> [WHAT YOU SHOULD DO]
From the records below, please return each line that holds the word "VLAN".

Component data from apps and pages:
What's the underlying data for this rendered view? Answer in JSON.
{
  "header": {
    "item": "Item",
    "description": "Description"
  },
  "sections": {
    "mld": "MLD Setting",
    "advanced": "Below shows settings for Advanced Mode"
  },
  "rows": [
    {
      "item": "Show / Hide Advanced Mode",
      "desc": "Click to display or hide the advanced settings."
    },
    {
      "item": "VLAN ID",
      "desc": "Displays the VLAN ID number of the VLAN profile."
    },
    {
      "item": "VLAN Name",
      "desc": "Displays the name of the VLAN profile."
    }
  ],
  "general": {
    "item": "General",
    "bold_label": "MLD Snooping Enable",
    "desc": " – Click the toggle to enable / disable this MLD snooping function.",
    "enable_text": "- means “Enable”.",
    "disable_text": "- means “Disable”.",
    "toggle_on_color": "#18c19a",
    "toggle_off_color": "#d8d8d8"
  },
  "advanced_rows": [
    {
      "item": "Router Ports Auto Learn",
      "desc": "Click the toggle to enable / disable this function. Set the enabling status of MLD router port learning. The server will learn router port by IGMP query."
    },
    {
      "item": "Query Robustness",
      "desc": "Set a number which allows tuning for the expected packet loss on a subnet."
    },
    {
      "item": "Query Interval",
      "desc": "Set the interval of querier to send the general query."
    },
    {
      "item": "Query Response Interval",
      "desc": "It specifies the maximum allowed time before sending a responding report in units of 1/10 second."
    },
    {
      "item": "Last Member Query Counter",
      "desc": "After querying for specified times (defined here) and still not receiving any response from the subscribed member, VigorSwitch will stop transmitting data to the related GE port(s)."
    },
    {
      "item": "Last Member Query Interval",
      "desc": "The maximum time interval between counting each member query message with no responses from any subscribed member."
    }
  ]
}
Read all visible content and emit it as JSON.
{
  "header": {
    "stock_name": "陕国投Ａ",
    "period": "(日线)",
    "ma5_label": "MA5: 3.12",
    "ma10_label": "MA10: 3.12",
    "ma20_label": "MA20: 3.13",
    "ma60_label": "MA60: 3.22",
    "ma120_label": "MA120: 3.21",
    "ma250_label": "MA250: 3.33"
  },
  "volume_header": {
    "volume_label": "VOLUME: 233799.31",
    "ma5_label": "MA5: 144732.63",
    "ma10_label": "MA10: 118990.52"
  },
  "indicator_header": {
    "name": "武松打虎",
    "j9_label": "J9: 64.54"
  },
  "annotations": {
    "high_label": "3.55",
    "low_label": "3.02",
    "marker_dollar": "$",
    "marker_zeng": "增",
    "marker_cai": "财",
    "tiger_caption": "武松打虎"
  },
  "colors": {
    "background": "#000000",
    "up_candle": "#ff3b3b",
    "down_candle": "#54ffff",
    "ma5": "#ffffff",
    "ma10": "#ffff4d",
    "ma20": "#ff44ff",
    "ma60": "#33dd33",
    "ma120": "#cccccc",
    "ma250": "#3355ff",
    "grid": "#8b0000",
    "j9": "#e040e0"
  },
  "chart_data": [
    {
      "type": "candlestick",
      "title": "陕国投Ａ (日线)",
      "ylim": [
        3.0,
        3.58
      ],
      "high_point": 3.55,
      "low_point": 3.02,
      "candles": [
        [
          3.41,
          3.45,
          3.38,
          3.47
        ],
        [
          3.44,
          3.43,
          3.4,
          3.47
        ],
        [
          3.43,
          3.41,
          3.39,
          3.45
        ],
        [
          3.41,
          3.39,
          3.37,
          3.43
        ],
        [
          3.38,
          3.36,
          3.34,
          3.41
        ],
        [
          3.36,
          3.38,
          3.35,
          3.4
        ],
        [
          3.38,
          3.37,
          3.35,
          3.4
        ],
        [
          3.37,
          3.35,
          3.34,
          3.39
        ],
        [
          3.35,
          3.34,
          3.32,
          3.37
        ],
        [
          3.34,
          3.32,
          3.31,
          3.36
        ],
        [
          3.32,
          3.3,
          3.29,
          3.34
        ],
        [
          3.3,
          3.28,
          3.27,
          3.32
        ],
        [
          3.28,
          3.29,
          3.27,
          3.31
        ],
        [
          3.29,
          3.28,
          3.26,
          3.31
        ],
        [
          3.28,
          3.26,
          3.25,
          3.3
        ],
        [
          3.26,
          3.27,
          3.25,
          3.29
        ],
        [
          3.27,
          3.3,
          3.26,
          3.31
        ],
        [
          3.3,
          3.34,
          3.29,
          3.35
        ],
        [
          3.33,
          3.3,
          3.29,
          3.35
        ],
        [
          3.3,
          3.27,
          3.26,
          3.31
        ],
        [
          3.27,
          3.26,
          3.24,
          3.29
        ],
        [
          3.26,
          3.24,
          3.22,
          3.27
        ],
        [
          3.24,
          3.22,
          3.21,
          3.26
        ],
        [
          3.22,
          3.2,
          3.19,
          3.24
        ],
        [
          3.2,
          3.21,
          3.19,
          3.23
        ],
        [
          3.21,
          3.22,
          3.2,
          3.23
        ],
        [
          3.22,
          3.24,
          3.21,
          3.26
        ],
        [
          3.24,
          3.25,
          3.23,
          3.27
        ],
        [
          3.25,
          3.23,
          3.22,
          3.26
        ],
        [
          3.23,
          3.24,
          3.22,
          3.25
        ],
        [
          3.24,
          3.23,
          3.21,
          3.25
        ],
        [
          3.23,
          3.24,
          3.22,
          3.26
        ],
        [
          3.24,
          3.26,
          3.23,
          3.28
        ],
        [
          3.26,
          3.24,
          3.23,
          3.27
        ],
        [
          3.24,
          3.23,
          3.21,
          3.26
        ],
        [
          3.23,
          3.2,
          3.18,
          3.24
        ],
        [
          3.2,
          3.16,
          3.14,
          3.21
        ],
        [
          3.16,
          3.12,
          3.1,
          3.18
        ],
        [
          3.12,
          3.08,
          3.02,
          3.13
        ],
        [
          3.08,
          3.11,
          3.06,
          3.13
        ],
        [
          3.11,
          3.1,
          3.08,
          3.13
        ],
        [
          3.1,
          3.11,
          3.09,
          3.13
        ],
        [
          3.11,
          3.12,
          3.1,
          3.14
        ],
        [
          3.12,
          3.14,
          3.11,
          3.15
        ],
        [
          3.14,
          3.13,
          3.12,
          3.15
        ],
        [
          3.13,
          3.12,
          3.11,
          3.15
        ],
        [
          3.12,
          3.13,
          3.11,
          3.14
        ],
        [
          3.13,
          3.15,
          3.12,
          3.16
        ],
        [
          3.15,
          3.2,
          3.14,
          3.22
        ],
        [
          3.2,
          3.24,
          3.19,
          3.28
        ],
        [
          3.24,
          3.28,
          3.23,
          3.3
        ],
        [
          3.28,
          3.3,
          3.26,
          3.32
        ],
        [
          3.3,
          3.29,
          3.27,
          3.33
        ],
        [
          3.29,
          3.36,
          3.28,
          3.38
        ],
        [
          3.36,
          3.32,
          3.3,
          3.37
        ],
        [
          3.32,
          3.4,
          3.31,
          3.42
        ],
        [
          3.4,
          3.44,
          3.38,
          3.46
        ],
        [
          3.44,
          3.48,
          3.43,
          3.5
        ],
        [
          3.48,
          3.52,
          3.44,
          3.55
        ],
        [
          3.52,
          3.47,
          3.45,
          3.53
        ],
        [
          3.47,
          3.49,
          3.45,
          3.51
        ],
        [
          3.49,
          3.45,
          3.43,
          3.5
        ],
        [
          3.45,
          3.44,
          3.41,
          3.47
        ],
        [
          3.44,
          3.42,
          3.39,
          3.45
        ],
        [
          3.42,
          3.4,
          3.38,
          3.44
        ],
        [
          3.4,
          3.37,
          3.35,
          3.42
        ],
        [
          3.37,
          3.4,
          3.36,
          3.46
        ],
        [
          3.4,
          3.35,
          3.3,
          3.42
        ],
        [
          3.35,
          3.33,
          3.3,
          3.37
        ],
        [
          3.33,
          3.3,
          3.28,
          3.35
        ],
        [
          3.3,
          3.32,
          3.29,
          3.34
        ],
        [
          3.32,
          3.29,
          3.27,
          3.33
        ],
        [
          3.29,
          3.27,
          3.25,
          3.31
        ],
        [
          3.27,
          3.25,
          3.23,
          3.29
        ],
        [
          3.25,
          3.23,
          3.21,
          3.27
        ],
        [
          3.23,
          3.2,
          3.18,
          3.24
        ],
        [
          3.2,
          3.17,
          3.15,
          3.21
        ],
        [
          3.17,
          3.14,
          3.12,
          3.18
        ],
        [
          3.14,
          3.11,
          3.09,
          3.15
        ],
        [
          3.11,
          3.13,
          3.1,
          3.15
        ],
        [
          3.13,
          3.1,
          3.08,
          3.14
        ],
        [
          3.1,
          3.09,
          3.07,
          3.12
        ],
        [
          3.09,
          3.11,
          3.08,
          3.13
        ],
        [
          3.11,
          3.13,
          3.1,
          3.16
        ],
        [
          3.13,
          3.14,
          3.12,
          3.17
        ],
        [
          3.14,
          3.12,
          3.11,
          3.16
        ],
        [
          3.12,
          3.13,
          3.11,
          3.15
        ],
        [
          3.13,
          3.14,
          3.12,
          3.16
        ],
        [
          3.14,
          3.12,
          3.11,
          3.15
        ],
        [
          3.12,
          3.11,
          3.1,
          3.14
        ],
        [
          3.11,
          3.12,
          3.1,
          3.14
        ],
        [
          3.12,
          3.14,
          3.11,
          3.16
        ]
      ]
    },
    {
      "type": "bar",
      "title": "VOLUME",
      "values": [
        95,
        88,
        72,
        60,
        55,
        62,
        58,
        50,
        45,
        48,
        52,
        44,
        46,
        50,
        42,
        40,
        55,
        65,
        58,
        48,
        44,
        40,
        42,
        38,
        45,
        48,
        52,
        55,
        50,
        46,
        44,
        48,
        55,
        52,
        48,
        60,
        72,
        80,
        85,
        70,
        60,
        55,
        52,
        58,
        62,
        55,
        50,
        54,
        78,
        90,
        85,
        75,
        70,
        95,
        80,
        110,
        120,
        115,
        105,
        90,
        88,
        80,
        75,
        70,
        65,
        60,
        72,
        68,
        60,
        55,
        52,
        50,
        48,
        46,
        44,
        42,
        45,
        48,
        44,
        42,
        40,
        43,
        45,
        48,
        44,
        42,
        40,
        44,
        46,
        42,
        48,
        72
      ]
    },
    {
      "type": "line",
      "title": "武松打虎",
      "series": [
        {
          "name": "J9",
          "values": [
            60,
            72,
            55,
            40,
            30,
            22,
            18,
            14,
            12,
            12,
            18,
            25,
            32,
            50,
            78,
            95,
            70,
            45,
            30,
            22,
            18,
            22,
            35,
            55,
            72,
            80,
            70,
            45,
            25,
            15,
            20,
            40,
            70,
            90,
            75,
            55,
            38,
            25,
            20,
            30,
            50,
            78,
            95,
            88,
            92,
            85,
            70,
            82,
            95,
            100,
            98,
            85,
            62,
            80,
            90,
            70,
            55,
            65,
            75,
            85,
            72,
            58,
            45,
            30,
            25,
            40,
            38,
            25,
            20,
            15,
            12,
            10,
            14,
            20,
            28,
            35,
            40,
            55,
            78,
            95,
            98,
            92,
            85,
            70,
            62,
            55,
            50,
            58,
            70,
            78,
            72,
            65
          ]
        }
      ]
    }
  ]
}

> [SOLUTION FOR THIS PROBLEM]
      "item": "VLAN ID",
      "desc": "Displays the VLAN ID number of the VLAN profile."
      "item": "VLAN Name",
      "desc": "Displays the name of the VLAN profile."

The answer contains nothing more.